Govt won't be 'too aggressive' in taxing foreigners: Official
JAKARTA (JP): The tax office "will not be too aggressive" at first in enforcing the new income tax ruling on foreigners working or living in the country, director general of taxation Machfud Sidik said on Thursday.
Machfud said the tax authority had yet to disseminate fully the information regarding the country's new income tax ruling, and must meet with foreign tax authorities to discuss tax-treaty issues.
"We have asked our tax officials not to be too aggressive ... we need more time to disseminate the information on the new tax ruling....," he said.
The new income tax ruling will become effective next year. Under the ruling, taxpayers will have to apply for their own tax identification number, locally known as a NPWP, report their income to their local tax authority and pay the taxes.
Under the current system, the income tax of an individual who has only one source of income is processed by his or her employer.
According to the country's tax laws, resident (local) taxpayers are subject to taxation on their worldwide income, regardless of geographic origin.
The laws also stipulate that any individual, including foreigners, who resides in Indonesia for more than 183 days during a 12-month period shall be treated as a resident taxpayer.
If an individual who lives in Indonesia and is categorized as a resident taxpayer sells or rents a house in the U.S., for example, he or she will have to pay the Indonesian tax authorities the difference if the tax rate in the U.S. is lower than in Indonesia.

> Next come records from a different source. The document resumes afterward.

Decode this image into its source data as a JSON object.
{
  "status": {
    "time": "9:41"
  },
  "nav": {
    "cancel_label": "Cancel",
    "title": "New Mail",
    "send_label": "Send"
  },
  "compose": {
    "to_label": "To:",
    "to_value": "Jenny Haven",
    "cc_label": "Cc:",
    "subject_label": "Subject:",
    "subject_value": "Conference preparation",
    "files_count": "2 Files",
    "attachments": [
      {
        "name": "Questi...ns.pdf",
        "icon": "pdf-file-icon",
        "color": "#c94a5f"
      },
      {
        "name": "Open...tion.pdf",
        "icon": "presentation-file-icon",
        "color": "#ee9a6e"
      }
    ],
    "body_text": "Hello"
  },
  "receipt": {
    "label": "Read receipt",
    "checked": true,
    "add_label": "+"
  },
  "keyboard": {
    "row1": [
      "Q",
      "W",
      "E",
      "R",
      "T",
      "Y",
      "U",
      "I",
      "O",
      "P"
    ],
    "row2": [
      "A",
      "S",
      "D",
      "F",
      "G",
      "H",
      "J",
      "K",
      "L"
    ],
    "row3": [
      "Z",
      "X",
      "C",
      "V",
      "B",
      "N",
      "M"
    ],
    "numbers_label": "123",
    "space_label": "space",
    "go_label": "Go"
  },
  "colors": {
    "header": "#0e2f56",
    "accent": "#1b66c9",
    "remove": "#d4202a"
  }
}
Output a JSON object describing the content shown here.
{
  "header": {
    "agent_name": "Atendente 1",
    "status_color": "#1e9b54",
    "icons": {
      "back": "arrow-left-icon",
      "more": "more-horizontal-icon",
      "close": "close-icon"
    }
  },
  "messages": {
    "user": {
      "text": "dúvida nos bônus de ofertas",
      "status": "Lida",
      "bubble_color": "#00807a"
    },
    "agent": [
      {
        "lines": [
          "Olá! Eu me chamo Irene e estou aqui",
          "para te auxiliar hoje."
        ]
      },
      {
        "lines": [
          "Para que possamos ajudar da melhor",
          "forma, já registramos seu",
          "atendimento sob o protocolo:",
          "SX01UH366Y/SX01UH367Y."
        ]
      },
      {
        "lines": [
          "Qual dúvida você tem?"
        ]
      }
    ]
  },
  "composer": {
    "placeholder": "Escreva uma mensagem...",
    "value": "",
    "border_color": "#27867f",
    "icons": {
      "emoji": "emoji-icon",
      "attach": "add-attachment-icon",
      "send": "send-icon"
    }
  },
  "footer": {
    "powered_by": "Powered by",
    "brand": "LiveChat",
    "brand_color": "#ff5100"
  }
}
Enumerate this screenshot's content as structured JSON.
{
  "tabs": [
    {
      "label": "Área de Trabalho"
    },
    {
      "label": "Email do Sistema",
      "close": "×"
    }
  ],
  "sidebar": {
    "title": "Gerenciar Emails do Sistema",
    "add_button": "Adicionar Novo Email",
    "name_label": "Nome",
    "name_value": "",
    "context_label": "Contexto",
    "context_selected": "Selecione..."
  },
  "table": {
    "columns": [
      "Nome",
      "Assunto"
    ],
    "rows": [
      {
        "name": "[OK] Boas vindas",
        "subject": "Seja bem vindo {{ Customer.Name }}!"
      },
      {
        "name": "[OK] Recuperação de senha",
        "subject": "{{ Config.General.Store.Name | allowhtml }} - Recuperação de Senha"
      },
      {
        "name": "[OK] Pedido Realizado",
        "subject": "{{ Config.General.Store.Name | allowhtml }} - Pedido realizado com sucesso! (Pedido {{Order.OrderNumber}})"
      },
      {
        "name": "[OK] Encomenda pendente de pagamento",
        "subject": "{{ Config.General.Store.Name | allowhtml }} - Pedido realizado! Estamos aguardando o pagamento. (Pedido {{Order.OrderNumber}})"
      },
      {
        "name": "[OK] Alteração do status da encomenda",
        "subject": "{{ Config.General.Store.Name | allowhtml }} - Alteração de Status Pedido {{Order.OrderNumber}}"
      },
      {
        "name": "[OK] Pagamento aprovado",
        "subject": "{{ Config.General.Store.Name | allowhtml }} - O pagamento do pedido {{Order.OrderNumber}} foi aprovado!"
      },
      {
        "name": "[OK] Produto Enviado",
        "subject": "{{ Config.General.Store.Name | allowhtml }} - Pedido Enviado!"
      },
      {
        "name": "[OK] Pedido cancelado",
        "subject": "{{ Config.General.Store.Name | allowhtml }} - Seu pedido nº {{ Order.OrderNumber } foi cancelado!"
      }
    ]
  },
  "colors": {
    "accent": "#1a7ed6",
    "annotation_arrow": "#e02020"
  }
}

"Taxes paid offshore on worldwide income can be credited against the Indonesian income tax," one tax official said.
Machfud said the worldwide income tax ruling was not new, having been introduced in 1984. However, he said that in the past the ruling had not been seriously enforced.
He said expatriates should not be overly worried because any possible conflicts could be resolved through specific tax treaties.
"We will honor tax treaties," Mahfud said.
There has been concern among foreigners the new plan could leave them facing double taxation.
Some have also aired their doubts about the professionalism of the country's tax officials, saying they were particularly worried about corruption.
The government expects more expatriates will be working in Indonesia as the country enters the era of globalization, and the government wants to tap this particular source of tax revenue.
Under the new Indonesian tax ruling, annual incomes of up to Rp 25 million (US$2,688) will be subject to 5 percent income tax; annual income of between Rp 25 million and Rp 50 million to 10 percent tax; between Rp 50 million and Rp 100 million 15 percent tax; Rp 100 million and Rp 200 million 25 percent tax; and above Rp 200 million 35 percent tax. (rei)